▸ **BRIEF**
Across the entries below, please work out how many lines contain the string "accel" and give only the number.

***** DATA UNDER STUDY *****

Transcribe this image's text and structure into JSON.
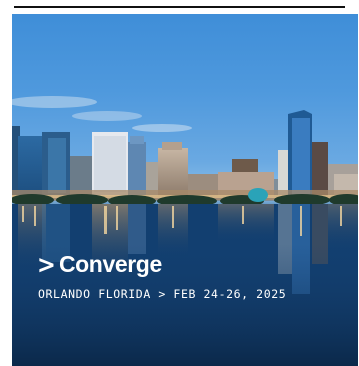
{
  "banner": {
    "brand": "Converge",
    "chevron": ">",
    "tagline": "ORLANDO FLORIDA > FEB 24-26, 2025",
    "image": "orlando-skyline-photo"
  },
  "colors": {
    "sky": "#4f99dd",
    "water": "#0e3a6a",
    "text": "#ffffff"
  }
}
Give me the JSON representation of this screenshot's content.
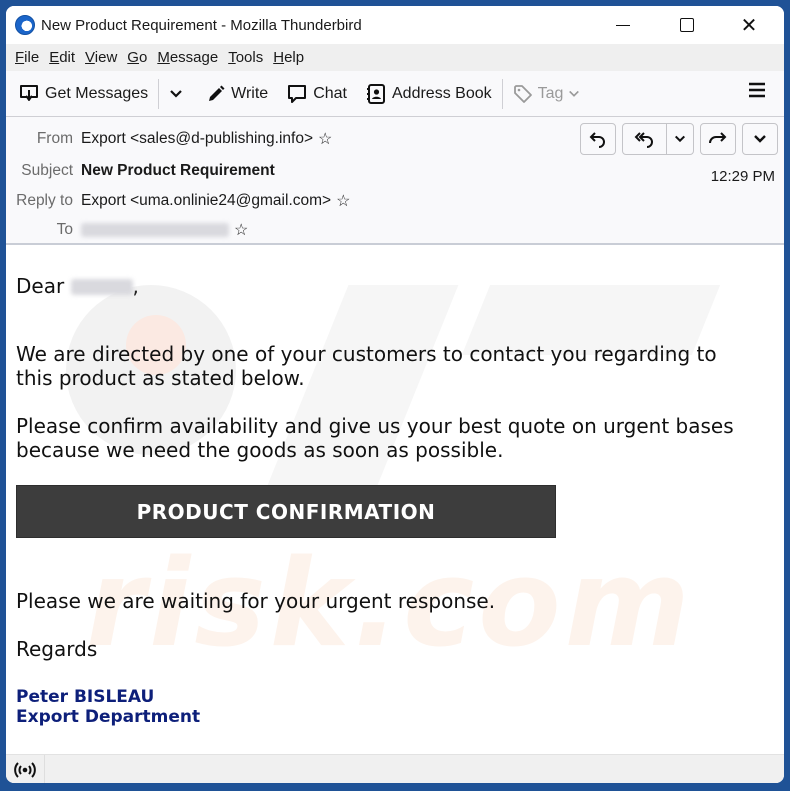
{
  "window": {
    "title": "New Product Requirement - Mozilla Thunderbird",
    "controls": {
      "minimize": "minimize",
      "maximize": "maximize",
      "close": "close"
    }
  },
  "menubar": {
    "items": [
      {
        "label": "File",
        "accel": "F",
        "rest": "ile"
      },
      {
        "label": "Edit",
        "accel": "E",
        "rest": "dit"
      },
      {
        "label": "View",
        "accel": "V",
        "rest": "iew"
      },
      {
        "label": "Go",
        "accel": "G",
        "rest": "o"
      },
      {
        "label": "Message",
        "accel": "M",
        "rest": "essage"
      },
      {
        "label": "Tools",
        "accel": "T",
        "rest": "ools"
      },
      {
        "label": "Help",
        "accel": "H",
        "rest": "elp"
      }
    ]
  },
  "toolbar": {
    "get_messages": "Get Messages",
    "write": "Write",
    "chat": "Chat",
    "address_book": "Address Book",
    "tag": "Tag"
  },
  "header": {
    "from_label": "From",
    "from_value": "Export <sales@d-publishing.info>",
    "subject_label": "Subject",
    "subject_value": "New Product Requirement",
    "reply_to_label": "Reply to",
    "reply_to_value": "Export <uma.onlinie24@gmail.com>",
    "to_label": "To",
    "to_value_redacted": true,
    "time": "12:29 PM",
    "actions": [
      "reply",
      "reply-all",
      "reply-all-menu",
      "forward",
      "more"
    ]
  },
  "message": {
    "greeting_prefix": "Dear",
    "greeting_suffix": ",",
    "para1_line1": "We are directed by one of your customers to contact you regarding to",
    "para1_line2": "this product as stated below.",
    "para2_line1": "Please confirm availability and give us your best quote on urgent bases",
    "para2_line2": "because we need the goods as soon as possible.",
    "cta_button": "PRODUCT CONFIRMATION",
    "para3": "Please we are waiting for your urgent response.",
    "regards": "Regards",
    "signature_name": "Peter BISLEAU",
    "signature_dept": "Export Department"
  },
  "watermark": {
    "text": "risk.com"
  },
  "colors": {
    "desktop": "#1f5296",
    "cta_bg": "#3d3d3d",
    "signature": "#0d1f7a"
  }
}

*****

▸ **COMPLETED TASK**
7